>>>>

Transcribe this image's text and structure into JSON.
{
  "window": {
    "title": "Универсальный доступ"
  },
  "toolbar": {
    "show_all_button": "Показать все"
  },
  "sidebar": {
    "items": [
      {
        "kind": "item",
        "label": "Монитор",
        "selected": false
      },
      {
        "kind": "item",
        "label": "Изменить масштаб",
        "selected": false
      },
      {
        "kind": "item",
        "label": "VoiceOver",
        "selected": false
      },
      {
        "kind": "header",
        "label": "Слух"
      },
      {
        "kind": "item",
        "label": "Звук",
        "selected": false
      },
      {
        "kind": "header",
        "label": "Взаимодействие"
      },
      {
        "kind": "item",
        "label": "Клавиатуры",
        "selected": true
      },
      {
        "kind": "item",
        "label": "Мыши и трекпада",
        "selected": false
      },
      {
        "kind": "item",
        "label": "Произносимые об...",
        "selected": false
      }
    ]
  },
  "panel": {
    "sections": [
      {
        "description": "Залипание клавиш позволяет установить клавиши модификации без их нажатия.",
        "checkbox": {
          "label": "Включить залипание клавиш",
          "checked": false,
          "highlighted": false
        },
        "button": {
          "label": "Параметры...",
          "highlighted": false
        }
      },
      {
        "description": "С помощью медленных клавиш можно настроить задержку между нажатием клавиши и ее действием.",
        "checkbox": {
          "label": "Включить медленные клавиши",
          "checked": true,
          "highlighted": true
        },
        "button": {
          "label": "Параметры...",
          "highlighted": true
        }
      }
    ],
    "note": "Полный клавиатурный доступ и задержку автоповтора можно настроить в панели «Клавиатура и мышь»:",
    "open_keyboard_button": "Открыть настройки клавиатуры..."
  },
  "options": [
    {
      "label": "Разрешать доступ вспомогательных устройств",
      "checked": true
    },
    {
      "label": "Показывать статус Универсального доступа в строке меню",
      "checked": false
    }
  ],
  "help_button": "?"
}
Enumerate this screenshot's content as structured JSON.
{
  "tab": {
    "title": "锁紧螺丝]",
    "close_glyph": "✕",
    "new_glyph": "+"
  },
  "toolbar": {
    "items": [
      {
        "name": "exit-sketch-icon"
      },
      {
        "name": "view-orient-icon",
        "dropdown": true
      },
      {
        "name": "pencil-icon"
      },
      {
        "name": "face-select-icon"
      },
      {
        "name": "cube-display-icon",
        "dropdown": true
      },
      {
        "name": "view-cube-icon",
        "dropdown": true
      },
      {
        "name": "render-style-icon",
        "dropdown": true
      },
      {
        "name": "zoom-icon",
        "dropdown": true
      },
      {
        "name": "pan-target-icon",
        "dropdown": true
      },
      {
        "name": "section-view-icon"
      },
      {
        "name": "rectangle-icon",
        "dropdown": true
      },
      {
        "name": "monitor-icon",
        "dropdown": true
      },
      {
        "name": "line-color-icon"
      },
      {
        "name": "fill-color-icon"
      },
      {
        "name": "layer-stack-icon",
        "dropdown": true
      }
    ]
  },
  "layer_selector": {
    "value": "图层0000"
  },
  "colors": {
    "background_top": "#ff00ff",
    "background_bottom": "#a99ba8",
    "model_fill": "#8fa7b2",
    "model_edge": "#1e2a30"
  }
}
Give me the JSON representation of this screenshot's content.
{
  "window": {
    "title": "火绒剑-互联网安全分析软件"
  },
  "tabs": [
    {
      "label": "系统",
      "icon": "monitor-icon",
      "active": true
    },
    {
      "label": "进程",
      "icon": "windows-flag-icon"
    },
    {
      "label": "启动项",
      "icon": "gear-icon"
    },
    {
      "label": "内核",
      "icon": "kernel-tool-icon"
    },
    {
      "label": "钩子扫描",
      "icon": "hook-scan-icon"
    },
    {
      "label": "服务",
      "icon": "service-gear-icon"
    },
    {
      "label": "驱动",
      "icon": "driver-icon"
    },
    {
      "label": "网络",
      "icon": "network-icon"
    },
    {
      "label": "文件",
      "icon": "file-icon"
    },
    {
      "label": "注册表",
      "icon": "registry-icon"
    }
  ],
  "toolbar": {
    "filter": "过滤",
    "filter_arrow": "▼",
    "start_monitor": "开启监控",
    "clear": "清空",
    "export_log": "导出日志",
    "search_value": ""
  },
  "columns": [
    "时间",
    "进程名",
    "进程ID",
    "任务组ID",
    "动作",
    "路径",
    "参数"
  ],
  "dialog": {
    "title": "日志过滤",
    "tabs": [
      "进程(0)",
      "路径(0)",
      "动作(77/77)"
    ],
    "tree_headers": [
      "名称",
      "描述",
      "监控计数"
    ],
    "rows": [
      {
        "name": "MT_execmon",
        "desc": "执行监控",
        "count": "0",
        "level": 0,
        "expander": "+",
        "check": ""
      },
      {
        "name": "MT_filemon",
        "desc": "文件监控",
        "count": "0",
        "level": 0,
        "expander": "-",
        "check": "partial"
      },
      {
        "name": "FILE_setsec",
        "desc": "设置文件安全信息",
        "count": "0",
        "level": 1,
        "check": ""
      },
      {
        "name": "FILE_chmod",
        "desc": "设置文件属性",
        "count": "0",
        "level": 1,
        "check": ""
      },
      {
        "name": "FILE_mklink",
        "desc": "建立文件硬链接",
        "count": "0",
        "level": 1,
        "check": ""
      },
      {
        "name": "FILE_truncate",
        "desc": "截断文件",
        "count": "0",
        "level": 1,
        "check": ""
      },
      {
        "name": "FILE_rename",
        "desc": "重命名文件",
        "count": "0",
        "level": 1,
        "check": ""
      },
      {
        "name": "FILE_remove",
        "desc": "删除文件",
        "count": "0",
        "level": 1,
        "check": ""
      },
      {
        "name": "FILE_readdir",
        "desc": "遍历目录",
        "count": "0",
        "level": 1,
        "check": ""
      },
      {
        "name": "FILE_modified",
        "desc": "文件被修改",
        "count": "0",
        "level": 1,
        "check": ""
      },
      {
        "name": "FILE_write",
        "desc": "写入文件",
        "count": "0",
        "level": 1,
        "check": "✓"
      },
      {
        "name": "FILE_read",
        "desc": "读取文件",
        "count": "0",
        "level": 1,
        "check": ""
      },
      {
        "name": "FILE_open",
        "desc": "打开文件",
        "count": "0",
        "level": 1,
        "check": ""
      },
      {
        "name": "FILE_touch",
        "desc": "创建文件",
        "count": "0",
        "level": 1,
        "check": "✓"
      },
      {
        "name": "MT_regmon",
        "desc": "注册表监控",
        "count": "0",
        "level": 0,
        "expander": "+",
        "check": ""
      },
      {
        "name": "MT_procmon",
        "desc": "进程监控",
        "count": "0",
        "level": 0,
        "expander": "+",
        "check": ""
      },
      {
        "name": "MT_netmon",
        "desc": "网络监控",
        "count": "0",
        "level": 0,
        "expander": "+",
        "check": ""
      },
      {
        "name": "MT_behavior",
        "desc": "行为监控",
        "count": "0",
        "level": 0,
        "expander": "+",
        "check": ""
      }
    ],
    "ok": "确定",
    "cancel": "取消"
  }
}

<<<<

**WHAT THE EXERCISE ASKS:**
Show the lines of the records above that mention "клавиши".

**ANSWER TO THIS EXERCISE:**
        "description": "Залипание клавиш позволяет установить клавиши модификации без их нажатия.",
        "description": "С помощью медленных клавиш можно настроить задержку между нажатием клавиши и ее действием.",
          "label": "Включить медленные клавиши",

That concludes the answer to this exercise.